4.) I have five years, three months, and eleven days of spending time with Reece on earth. It could have ended during the pregnancy. It was strange, in light of the circumstances, that it did not. Reece’s time here was a gift to us as parents and all that know him. Thank-you, God, for allowing us to know Reece for five sweet years before taking him to be with You. I anxiously await the day when I get to look into those gorgeous blue eyes again.
5.) I am blessed with three children. I love each of them dearly. I had nine weeks with them here on earth together. In those nine weeks, they were probably all three together three times. I have one picture of them together. At times, I have felt anger over this. I still feel a longing to have them be together and for our family to feel that wholeness. Yet somehow, over these last few months, I have come to appreciate that I actually do have a picture of them together; that I do have a few nights when they were all under one roof. I choose to see those few weeks as a gift. Reece may have never made it back to our house, but he did. As stressful as it was, it provided times for us to be together as a family. Thank-you, God, for the moments I experienced with all three of my kids together.
6.) Even though I know Reece suffered, I know he was provided for. He stood in his furnace and God was with him. As I reflect on the last year, the last five years, read my journal entries from Reece’s life (as limited as they are), remember things that he said to us over the years and during his time in the hospital, I know God was with him. Thank-you, God, for providing for Reece in ways that only You and he will know. Thank-you for the few things that Reece shared with us that permeate our souls and provide deep understanding that you were always with him and that he knows and loves You. Thank-you, for being his perfect Parent.

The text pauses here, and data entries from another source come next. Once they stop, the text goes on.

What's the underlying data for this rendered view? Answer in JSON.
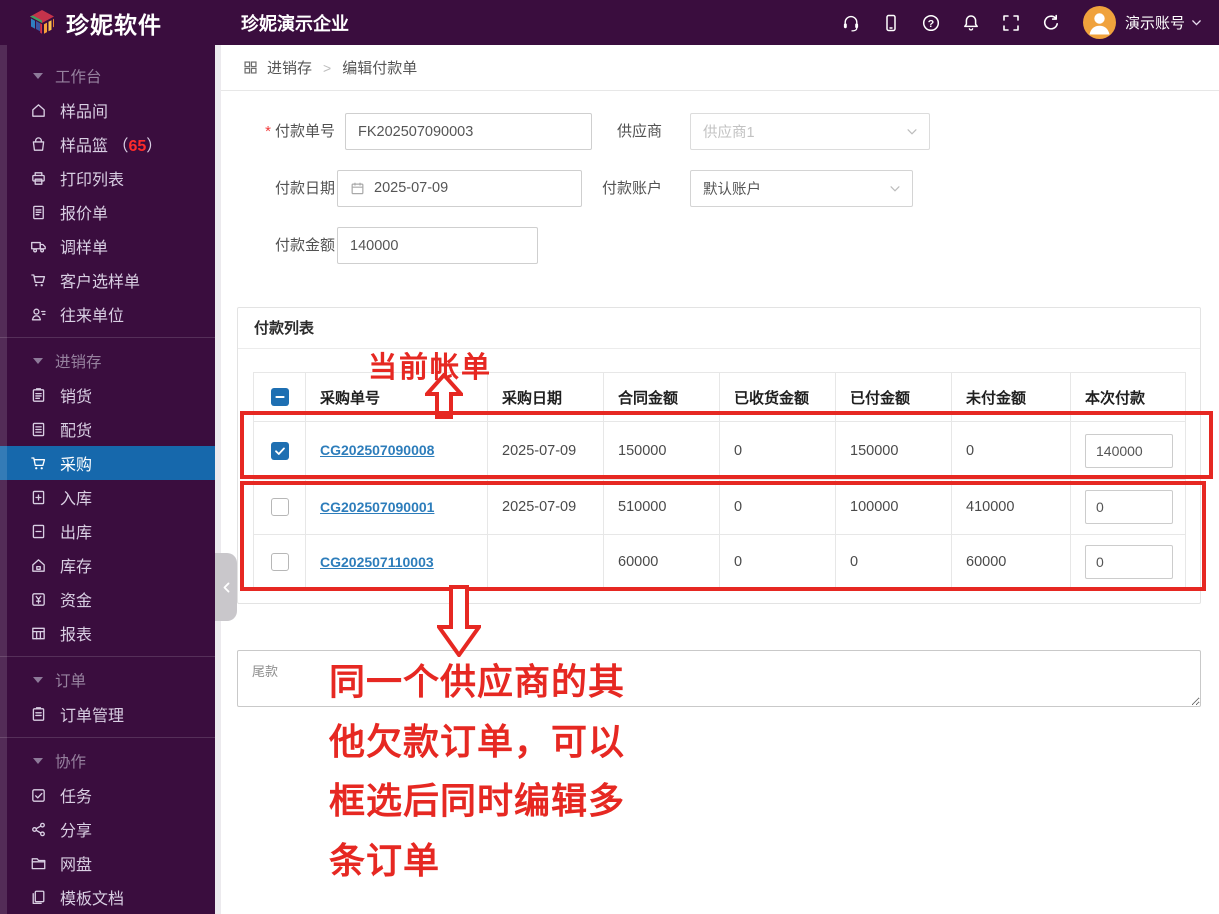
{
  "colors": {
    "header_bg": "#3a0d3e",
    "sidebar_bg": "#3a0d3e",
    "active_item_bg": "#1668ac",
    "checkbox_blue": "#1e6fb2",
    "link_blue": "#2d7dbb",
    "annotation_red": "#e62822",
    "badge_red": "#ff2b2b",
    "avatar_orange": "#f0a23c"
  },
  "header": {
    "logo_text": "珍妮软件",
    "company": "珍妮演示企业",
    "actions": [
      "headset-icon",
      "mobile-icon",
      "help-icon",
      "bell-icon",
      "fullscreen-icon",
      "refresh-icon"
    ],
    "account": "演示账号"
  },
  "sidebar": {
    "groups": [
      {
        "label": "工作台",
        "items": [
          {
            "icon": "home-icon",
            "label": "样品间"
          },
          {
            "icon": "basket-icon",
            "label": "样品篮",
            "badge_open": "（",
            "badge": "65",
            "badge_close": "）"
          },
          {
            "icon": "printer-icon",
            "label": "打印列表"
          },
          {
            "icon": "quote-doc-icon",
            "label": "报价单"
          },
          {
            "icon": "truck-icon",
            "label": "调样单"
          },
          {
            "icon": "cart-icon",
            "label": "客户选样单"
          },
          {
            "icon": "contacts-icon",
            "label": "往来单位"
          }
        ]
      },
      {
        "label": "进销存",
        "items": [
          {
            "icon": "sales-doc-icon",
            "label": "销货"
          },
          {
            "icon": "dispatch-doc-icon",
            "label": "配货"
          },
          {
            "icon": "purchase-cart-icon",
            "label": "采购",
            "active": true
          },
          {
            "icon": "file-plus-icon",
            "label": "入库"
          },
          {
            "icon": "file-minus-icon",
            "label": "出库"
          },
          {
            "icon": "warehouse-icon",
            "label": "库存"
          },
          {
            "icon": "yuan-icon",
            "label": "资金"
          },
          {
            "icon": "report-table-icon",
            "label": "报表"
          }
        ]
      },
      {
        "label": "订单",
        "items": [
          {
            "icon": "order-doc-icon",
            "label": "订单管理"
          }
        ]
      },
      {
        "label": "协作",
        "items": [
          {
            "icon": "task-check-icon",
            "label": "任务"
          },
          {
            "icon": "share-icon",
            "label": "分享"
          },
          {
            "icon": "folder-icon",
            "label": "网盘"
          },
          {
            "icon": "template-doc-icon",
            "label": "模板文档"
          }
        ]
      }
    ]
  },
  "breadcrumb": {
    "items": [
      "进销存",
      "编辑付款单"
    ],
    "separator": ">"
  },
  "form": {
    "required_mark": "*",
    "payment_no": {
      "label": "付款单号",
      "value": "FK202507090003"
    },
    "supplier": {
      "label": "供应商",
      "value": "供应商1"
    },
    "payment_date": {
      "label": "付款日期",
      "value": "2025-07-09"
    },
    "payment_account": {
      "label": "付款账户",
      "value": "默认账户"
    },
    "payment_amount": {
      "label": "付款金额",
      "value": "140000"
    }
  },
  "table": {
    "title": "付款列表",
    "columns": [
      "采购单号",
      "采购日期",
      "合同金额",
      "已收货金额",
      "已付金额",
      "未付金额",
      "本次付款"
    ],
    "rows": [
      {
        "checked": true,
        "po_no": "CG202507090008",
        "date": "2025-07-09",
        "contract": "150000",
        "received": "0",
        "paid": "150000",
        "unpaid": "0",
        "current": "140000"
      },
      {
        "checked": false,
        "po_no": "CG202507090001",
        "date": "2025-07-09",
        "contract": "510000",
        "received": "0",
        "paid": "100000",
        "unpaid": "410000",
        "current": "0"
      },
      {
        "checked": false,
        "po_no": "CG202507110003",
        "date": "",
        "contract": "60000",
        "received": "0",
        "paid": "0",
        "unpaid": "60000",
        "current": "0"
      }
    ]
  },
  "footer_field": {
    "placeholder": "尾款"
  },
  "annotations": {
    "current_bill_label": "当前帐单",
    "note_lines": [
      "同一个供应商的其",
      "他欠款订单，可以",
      "框选后同时编辑多",
      "条订单"
    ]
  }
}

7.) I know where Reece is at and that he is healthy and happy. I have no doubts. Thank-you, God, for promising Heaven, to those who believe in Jesus. Thank-you for reassuring us that Reece is with you there.
8.) I have a loving family who is supportive. They came together in this time and showed love and care for us and for Reece. Reece loves them dearly. Thank-you, God, for our family.
9.) Reece passed away from a complication of a complication of a complication of a complication. There is nothing I feel aligned to in regard to pointing fingers at why he passed away. It is not a distraction in that way. I don’t feel focused anger at any one thing, because where do I start? Adenovirus? GVHD? BMT? MDS? Each contributed to Reece’s body failing. I certainly struggle with what happened, but in regard to how to direct my efforts going forward, I’m more concerned about focusing on his soul and his faith. I know God will restore his body someday. Everyone has a body that will eventually fail. Thank-you, God, for resolving this part mentally, for me.
10.) God is sovereign. He gets my life way better than I get it. It takes a whole heap of pressure off me—a person who struggles with anxiety—to figure everything out. Included in my life is faith in Him. Faith is a gift. Thank-you, God, for being sovereign over all things and for giving me faith in you.